“I don’t know why they’re late,” said Bob Webster, director of communications for National America Securities Administrators Assocation (NASAA). “People are people. They procrastinate, do things at the last minute. It can take anywhere from four to six weeks to get processed, longer if there are a lot of deficiencies on the registration forms. The advisor then has to correct the deficiency, notify the states the correction has been made. That’s why we were out there telling people, register early.”

One insider who preferred to speak off the record said the SEC has given stragglers a grace period of a couple of months before it begins the process of deregistering them itself. If an RIA were to find itself without federal or state registration, it would be in violation of securities laws. The SEC declined to comment on whether this grace period is, in fact, in effect. For now the SEC and NASAA are working together to ensure a smooth transition, the SEC said.

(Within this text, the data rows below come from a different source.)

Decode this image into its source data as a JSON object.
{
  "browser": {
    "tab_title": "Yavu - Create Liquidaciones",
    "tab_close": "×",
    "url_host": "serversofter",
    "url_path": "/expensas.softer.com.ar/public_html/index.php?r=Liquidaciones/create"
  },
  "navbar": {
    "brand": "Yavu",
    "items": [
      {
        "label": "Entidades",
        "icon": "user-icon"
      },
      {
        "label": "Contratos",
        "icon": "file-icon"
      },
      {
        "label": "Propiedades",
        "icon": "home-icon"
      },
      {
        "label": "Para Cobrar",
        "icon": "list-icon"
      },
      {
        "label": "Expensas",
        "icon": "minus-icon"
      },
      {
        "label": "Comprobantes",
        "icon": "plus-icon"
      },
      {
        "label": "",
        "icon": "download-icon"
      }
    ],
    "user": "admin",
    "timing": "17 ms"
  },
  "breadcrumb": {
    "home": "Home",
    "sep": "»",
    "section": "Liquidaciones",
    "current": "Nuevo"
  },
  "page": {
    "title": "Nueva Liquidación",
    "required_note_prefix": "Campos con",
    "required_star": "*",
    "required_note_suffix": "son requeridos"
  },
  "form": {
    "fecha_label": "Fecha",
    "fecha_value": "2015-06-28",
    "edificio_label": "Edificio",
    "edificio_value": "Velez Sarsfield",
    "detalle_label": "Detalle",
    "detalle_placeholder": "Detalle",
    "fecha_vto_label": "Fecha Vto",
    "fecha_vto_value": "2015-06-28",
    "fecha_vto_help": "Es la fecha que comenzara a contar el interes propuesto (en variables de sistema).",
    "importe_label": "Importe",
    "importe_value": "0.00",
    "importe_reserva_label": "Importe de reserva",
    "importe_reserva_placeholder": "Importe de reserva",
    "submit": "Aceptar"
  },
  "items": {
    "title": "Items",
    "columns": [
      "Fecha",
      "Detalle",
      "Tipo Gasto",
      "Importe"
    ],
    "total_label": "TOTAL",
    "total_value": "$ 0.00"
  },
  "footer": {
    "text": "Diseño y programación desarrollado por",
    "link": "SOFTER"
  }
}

The registration switch was mandated under Dodd-Frank reform legislation, and the SEC’s rule release estimated that 3,200 RIAs would switch from SEC to state registration, based on Form ADV data. But only about 1,550 SEC-registered advisers had re-registered with state securities regulators by July 1.

“The approximate 500 difference may reflect advisers being eligible for SEC registration in more than one way,” said SEC spokesman John Nester. For example, some RIAs with under $100 million in AUM can remain registered if they are an advisor to a registered investment company. Other reasons, according to Nester: Adviser assets could have increased; some mid-sized advisers were not required to be registered with the states per specific state laws; and some advisers may have merged with other advisers or obtained the necessary assets to remain registered with the SEC. 

This year, NASAA has enhanced its annual training for investment advisor examinations. “We have developed training on demand, a distance learning program where we can offer IA training to examiners on a 24-7 basis, make that available online,” said Webster. “We’ve developed some risk-analysis software to help the examiners quickly identify risks.”